- [PROBLEM TO WORK ON]
Extract the data exactly, missing nothing.

- - - -

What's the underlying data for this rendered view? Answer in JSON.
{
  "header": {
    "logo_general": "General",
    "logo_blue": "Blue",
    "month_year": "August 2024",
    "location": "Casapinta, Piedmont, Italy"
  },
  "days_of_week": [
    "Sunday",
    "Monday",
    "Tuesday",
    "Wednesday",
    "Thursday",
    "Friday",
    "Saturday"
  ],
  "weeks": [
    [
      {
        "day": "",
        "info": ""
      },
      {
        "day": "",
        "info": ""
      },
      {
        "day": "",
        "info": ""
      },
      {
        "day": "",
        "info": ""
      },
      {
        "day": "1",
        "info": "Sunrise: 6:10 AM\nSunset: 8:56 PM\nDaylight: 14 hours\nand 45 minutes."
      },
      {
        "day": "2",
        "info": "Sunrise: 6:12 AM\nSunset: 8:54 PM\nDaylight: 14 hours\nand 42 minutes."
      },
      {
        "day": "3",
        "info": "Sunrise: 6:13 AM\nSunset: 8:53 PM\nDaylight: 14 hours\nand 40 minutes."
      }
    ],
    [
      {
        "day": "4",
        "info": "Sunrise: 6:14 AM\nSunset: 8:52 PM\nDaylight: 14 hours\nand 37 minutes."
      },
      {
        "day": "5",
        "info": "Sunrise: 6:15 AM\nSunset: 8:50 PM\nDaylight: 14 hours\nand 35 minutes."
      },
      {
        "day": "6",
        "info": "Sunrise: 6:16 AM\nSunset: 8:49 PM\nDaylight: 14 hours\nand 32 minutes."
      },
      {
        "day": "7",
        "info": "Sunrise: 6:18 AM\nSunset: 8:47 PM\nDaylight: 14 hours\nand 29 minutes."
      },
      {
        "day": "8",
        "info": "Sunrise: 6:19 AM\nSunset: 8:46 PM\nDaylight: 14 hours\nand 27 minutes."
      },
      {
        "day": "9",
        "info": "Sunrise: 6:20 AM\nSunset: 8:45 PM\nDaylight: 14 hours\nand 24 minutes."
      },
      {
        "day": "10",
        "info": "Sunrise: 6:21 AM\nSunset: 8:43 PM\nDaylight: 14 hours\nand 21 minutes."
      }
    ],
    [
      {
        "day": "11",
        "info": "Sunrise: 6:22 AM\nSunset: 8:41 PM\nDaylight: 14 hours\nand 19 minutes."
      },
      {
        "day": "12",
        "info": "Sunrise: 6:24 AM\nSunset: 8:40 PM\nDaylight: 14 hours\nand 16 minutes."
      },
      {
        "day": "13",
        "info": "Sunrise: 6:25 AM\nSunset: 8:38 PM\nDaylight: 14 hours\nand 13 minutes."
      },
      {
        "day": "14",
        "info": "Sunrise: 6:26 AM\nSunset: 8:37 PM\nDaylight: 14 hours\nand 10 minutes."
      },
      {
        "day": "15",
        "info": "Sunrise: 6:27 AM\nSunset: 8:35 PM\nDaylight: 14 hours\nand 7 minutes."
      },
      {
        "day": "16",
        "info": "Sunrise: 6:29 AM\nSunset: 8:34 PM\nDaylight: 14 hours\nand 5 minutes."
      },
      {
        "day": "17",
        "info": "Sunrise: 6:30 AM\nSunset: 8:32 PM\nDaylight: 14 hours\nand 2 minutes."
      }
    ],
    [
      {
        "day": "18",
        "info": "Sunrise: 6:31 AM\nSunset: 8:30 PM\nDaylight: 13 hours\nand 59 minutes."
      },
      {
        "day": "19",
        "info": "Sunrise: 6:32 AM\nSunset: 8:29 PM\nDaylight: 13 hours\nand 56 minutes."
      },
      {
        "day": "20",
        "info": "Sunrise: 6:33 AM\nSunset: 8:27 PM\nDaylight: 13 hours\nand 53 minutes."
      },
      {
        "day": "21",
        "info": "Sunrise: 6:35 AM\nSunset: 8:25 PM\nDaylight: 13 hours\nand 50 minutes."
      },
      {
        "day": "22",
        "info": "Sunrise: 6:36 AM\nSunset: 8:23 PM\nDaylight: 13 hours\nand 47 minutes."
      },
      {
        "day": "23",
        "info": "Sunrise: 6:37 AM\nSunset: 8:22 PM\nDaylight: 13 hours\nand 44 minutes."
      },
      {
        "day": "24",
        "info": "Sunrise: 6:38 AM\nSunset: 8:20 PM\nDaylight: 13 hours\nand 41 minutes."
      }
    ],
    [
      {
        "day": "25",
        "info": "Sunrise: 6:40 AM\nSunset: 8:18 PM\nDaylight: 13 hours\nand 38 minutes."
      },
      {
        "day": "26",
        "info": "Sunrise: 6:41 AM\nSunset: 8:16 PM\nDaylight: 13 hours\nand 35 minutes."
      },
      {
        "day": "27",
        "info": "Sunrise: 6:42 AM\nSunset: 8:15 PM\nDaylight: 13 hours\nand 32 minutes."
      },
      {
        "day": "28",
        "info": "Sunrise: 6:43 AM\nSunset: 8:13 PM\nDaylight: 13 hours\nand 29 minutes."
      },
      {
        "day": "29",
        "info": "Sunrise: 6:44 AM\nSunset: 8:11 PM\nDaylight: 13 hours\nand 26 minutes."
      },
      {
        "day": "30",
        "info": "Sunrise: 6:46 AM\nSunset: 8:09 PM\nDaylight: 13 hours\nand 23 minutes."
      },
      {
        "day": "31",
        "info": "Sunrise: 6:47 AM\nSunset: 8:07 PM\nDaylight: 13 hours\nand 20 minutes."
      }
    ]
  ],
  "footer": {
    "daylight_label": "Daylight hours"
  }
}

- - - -

- [RESPONSE BELOW]
What's the underlying data for this rendered view? Answer in JSON.
{
  "header": {
    "logo_general": "General",
    "logo_blue": "Blue",
    "month_year": "August 2024",
    "location": "Casapinta, Piedmont, Italy"
  },
  "days_of_week": [
    "Sunday",
    "Monday",
    "Tuesday",
    "Wednesday",
    "Thursday",
    "Friday",
    "Saturday"
  ],
  "weeks": [
    [
      {
        "day": "",
        "info": ""
      },
      {
        "day": "",
        "info": ""
      },
      {
        "day": "",
        "info": ""
      },
      {
        "day": "",
        "info": ""
      },
      {
        "day": "1",
        "info": "Sunrise: 6:10 AM\nSunset: 8:56 PM\nDaylight: 14 hours\nand 45 minutes."
      },
      {
        "day": "2",
        "info": "Sunrise: 6:12 AM\nSunset: 8:54 PM\nDaylight: 14 hours\nand 42 minutes."
      },
      {
        "day": "3",
        "info": "Sunrise: 6:13 AM\nSunset: 8:53 PM\nDaylight: 14 hours\nand 40 minutes."
      }
    ],
    [
      {
        "day": "4",
        "info": "Sunrise: 6:14 AM\nSunset: 8:52 PM\nDaylight: 14 hours\nand 37 minutes."
      },
      {
        "day": "5",
        "info": "Sunrise: 6:15 AM\nSunset: 8:50 PM\nDaylight: 14 hours\nand 35 minutes."
      },
      {
        "day": "6",
        "info": "Sunrise: 6:16 AM\nSunset: 8:49 PM\nDaylight: 14 hours\nand 32 minutes."
      },
      {
        "day": "7",
        "info": "Sunrise: 6:18 AM\nSunset: 8:47 PM\nDaylight: 14 hours\nand 29 minutes."
      },
      {
        "day": "8",
        "info": "Sunrise: 6:19 AM\nSunset: 8:46 PM\nDaylight: 14 hours\nand 27 minutes."
      },
      {
        "day": "9",
        "info": "Sunrise: 6:20 AM\nSunset: 8:45 PM\nDaylight: 14 hours\nand 24 minutes."
      },
      {
        "day": "10",
        "info": "Sunrise: 6:21 AM\nSunset: 8:43 PM\nDaylight: 14 hours\nand 21 minutes."
      }
    ],
    [
      {
        "day": "11",
        "info": "Sunrise: 6:22 AM\nSunset: 8:41 PM\nDaylight: 14 hours\nand 19 minutes."
      },
      {
        "day": "12",
        "info": "Sunrise: 6:24 AM\nSunset: 8:40 PM\nDaylight: 14 hours\nand 16 minutes."
      },
      {
        "day": "13",
        "info": "Sunrise: 6:25 AM\nSunset: 8:38 PM\nDaylight: 14 hours\nand 13 minutes."
      },
      {
        "day": "14",
        "info": "Sunrise: 6:26 AM\nSunset: 8:37 PM\nDaylight: 14 hours\nand 10 minutes."
      },
      {
        "day": "15",
        "info": "Sunrise: 6:27 AM\nSunset: 8:35 PM\nDaylight: 14 hours\nand 7 minutes."
      },
      {
        "day": "16",
        "info": "Sunrise: 6:29 AM\nSunset: 8:34 PM\nDaylight: 14 hours\nand 5 minutes."
      },
      {
        "day": "17",
        "info": "Sunrise: 6:30 AM\nSunset: 8:32 PM\nDaylight: 14 hours\nand 2 minutes."
      }
    ],
    [
      {
        "day": "18",
        "info": "Sunrise: 6:31 AM\nSunset: 8:30 PM\nDaylight: 13 hours\nand 59 minutes."
      },
      {
        "day": "19",
        "info": "Sunrise: 6:32 AM\nSunset: 8:29 PM\nDaylight: 13 hours\nand 56 minutes."
      },
      {
        "day": "20",
        "info": "Sunrise: 6:33 AM\nSunset: 8:27 PM\nDaylight: 13 hours\nand 53 minutes."
      },
      {
        "day": "21",
        "info": "Sunrise: 6:35 AM\nSunset: 8:25 PM\nDaylight: 13 hours\nand 50 minutes."
      },
      {
        "day": "22",
        "info": "Sunrise: 6:36 AM\nSunset: 8:23 PM\nDaylight: 13 hours\nand 47 minutes."
      },
      {
        "day": "23",
        "info": "Sunrise: 6:37 AM\nSunset: 8:22 PM\nDaylight: 13 hours\nand 44 minutes."
      },
      {
        "day": "24",
        "info": "Sunrise: 6:38 AM\nSunset: 8:20 PM\nDaylight: 13 hours\nand 41 minutes."
      }
    ],
    [
      {
        "day": "25",
        "info": "Sunrise: 6:40 AM\nSunset: 8:18 PM\nDaylight: 13 hours\nand 38 minutes."
      },
      {
        "day": "26",
        "info": "Sunrise: 6:41 AM\nSunset: 8:16 PM\nDaylight: 13 hours\nand 35 minutes."
      },
      {
        "day": "27",
        "info": "Sunrise: 6:42 AM\nSunset: 8:15 PM\nDaylight: 13 hours\nand 32 minutes."
      },
      {
        "day": "28",
        "info": "Sunrise: 6:43 AM\nSunset: 8:13 PM\nDaylight: 13 hours\nand 29 minutes."
      },
      {
        "day": "29",
        "info": "Sunrise: 6:44 AM\nSunset: 8:11 PM\nDaylight: 13 hours\nand 26 minutes."
      },
      {
        "day": "30",
        "info": "Sunrise: 6:46 AM\nSunset: 8:09 PM\nDaylight: 13 hours\nand 23 minutes."
      },
      {
        "day": "31",
        "info": "Sunrise: 6:47 AM\nSunset: 8:07 PM\nDaylight: 13 hours\nand 20 minutes."
      }
    ]
  ],
  "footer": {
    "daylight_label": "Daylight hours"
  }
}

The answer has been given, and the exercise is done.